Ask me what I’m wearing


Ashlyn Awada, Contributing Writer

After seeing Yeezy look-alike slides all over campus, I decided to ask students about what they were wearing and why.

A few described articles and accessories that have been thrifted, passed along, or gifted and then restored. “This was my mother’s before, now I use it,” a student noted about the long black maxicoat he wears made from wool.

Two friends seated together in the library share styles. A necklace shined from the backdrop of a black sweater paired with a multicolored flannel jacket. “It’s actually a gold necklace that my dad got for my mom on their wedding day.”

The other friend stated interest in fast fashion, clothing designs produced fast at a low-cost readily available for consumers.

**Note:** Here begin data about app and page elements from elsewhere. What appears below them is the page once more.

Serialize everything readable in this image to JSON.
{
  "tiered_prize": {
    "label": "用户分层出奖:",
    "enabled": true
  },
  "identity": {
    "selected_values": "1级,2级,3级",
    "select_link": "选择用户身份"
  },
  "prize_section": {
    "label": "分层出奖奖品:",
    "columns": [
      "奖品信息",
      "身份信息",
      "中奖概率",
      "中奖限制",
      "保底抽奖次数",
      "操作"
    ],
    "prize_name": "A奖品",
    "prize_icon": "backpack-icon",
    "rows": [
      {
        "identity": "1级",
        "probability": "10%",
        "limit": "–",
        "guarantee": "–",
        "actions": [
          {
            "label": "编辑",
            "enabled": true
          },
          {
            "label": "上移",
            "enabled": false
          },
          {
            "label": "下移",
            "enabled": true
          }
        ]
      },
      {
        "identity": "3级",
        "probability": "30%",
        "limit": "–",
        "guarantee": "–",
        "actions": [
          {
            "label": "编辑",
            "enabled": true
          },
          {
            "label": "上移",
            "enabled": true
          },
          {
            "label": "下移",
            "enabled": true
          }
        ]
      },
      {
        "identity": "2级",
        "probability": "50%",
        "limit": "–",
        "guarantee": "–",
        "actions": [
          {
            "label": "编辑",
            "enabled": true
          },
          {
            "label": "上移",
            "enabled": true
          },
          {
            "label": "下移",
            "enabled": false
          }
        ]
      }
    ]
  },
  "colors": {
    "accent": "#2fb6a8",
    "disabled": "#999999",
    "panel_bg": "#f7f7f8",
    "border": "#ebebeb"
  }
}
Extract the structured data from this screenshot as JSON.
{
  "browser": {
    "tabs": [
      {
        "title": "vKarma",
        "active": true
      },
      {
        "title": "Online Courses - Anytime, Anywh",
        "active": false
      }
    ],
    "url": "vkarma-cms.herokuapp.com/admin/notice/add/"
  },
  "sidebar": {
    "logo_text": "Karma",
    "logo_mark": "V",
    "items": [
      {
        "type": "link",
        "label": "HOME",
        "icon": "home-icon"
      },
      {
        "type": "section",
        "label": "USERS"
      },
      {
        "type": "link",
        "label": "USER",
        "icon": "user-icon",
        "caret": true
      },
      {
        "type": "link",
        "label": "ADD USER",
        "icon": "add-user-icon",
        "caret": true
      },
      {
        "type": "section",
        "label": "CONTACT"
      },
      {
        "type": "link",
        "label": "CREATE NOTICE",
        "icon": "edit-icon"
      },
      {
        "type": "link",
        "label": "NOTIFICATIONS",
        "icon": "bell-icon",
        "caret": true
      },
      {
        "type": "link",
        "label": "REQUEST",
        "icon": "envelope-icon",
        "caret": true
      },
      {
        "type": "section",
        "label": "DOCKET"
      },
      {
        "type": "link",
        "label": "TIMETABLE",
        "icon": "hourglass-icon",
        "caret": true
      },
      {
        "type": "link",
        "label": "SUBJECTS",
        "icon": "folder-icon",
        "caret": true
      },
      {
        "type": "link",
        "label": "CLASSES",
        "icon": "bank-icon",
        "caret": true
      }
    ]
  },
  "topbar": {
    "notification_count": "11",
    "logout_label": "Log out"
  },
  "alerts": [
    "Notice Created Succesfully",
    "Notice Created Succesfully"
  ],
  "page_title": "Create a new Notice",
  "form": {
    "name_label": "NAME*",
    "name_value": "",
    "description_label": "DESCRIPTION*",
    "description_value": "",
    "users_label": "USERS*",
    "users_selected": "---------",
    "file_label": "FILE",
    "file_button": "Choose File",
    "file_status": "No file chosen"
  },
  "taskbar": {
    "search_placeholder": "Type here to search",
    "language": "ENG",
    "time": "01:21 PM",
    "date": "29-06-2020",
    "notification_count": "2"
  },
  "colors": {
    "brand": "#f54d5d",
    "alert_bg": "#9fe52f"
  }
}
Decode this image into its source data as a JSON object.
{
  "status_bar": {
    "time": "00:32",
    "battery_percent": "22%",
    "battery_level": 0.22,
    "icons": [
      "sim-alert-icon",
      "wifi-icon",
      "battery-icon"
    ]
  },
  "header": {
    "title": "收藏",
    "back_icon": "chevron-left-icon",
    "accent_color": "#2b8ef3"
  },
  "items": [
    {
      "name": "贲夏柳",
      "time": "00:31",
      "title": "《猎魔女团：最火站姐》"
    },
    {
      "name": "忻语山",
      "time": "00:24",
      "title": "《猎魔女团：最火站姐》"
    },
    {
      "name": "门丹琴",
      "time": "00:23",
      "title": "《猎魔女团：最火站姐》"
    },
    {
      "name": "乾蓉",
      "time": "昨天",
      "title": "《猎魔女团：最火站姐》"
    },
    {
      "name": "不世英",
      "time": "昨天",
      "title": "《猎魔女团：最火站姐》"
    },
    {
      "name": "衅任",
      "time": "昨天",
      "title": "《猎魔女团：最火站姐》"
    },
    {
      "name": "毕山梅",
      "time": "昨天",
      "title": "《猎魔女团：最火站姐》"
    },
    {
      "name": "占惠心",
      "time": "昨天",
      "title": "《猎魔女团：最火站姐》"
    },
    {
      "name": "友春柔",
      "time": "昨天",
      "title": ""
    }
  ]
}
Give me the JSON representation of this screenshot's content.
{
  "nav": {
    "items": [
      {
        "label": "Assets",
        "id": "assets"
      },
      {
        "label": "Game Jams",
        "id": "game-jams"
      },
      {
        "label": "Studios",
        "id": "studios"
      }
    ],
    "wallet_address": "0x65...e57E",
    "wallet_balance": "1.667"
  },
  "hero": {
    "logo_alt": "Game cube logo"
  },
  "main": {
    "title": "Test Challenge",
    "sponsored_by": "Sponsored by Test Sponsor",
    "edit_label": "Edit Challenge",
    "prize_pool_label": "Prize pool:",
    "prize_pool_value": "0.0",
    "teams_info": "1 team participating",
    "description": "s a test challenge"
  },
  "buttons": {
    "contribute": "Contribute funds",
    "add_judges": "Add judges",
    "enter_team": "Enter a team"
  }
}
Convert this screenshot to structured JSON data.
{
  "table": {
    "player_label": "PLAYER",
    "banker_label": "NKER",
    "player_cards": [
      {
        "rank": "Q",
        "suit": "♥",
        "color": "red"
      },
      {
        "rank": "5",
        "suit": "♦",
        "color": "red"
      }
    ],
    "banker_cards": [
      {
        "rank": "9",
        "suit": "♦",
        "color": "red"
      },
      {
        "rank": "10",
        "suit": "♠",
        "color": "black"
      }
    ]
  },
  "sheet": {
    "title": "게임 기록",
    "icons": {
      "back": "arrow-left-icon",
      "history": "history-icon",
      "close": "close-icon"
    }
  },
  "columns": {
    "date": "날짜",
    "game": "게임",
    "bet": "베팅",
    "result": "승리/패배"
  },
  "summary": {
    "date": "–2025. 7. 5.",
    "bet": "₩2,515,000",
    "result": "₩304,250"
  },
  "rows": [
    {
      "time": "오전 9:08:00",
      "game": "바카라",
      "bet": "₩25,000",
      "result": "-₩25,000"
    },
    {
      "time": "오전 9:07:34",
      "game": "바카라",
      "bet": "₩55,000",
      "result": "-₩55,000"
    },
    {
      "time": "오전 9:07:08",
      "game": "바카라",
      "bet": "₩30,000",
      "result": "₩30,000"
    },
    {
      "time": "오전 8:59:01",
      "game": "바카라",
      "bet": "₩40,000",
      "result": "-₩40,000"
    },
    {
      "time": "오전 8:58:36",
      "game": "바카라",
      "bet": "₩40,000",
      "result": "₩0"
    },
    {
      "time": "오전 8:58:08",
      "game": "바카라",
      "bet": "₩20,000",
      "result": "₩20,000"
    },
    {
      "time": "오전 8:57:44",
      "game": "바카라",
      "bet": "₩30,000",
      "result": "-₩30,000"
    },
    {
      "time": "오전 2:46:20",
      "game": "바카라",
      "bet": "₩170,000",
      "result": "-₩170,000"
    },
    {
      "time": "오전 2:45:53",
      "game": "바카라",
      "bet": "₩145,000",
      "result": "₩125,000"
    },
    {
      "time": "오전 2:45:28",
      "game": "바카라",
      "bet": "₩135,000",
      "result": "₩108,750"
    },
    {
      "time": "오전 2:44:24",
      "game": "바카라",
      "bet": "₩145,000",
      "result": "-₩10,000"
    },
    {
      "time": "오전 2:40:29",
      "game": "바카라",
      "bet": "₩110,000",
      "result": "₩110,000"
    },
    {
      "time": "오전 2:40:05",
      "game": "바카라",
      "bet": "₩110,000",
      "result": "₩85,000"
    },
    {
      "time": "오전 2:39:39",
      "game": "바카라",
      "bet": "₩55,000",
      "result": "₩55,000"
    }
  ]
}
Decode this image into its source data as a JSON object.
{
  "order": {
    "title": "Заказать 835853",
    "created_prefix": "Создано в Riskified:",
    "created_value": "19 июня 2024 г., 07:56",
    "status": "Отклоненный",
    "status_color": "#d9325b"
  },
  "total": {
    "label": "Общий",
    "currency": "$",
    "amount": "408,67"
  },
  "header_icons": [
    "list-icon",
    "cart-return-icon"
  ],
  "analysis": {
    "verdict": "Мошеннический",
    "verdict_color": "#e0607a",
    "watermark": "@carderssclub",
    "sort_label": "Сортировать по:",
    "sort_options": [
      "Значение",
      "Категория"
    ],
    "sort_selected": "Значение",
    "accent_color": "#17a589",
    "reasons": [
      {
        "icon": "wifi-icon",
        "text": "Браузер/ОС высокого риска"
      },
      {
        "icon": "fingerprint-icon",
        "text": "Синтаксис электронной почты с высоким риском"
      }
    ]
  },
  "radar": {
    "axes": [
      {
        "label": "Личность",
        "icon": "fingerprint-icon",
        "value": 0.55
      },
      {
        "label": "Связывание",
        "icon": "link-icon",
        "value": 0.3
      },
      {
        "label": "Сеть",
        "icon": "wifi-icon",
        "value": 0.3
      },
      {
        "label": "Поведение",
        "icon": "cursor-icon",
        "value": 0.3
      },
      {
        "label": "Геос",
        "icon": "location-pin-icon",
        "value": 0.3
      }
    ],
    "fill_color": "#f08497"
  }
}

“You can’t really find a lot of cute jeans that don’t have holes, I like the holes… I’m wearing my converse. What are they called? Platform! There we go.” Smiling, “if I see a hijabi woman I know I can more than likely connect with them, go up to them and have a conversation where you know you’re going to have something in common. A couple weeks ago I was wearing these H&M kind of flare pants, and a girl stopped me, and she was like ‘I like your pants, where did you get them from?’ and it made me feel sick as hell, because I was like oh my god, someone likes my fit.”

An employee working for the college since the early 2000s informed, “it has changed. It used to go from the hair, where you would see the mohawks, and then it went to colorful hair, and now a lot of people are tattooing. For awhile I was seeing many piercings: facial, neck, whatever. Some of them are a little interesting.”

She went on, “as far as clothes– I mean in the 2000s people were wearing lingerie for shirts: camisoles. Now I am seeing more baggier clothes. More clothes are becoming unisex. When my husband was younger, he wouldn’t be caught dead in pink, red okay, but not pink.”

She said she laughed at that.

And standing together a flight of stairs away invigorated by the topic of campus fashion, two students contrasted. They asserted “in Cameroon people prepare for university,” “it’s fashion police in school.” “Here we are just wearing clothes.”

A young student fully present described herself when asked. “Right now, I’m wearing something I named ‘the feeling of comfortability,’ I believe what you wear brings a sense of energy and it also brings feelings of confidence… I sometimes put on weird stuff, to me it’s not weird. I always look for differences.”

“I believe wherever you go, whatever you put on, gives you much of an inside of who you are… What you put on is you, and how you put it on is you:” one of her last reflections.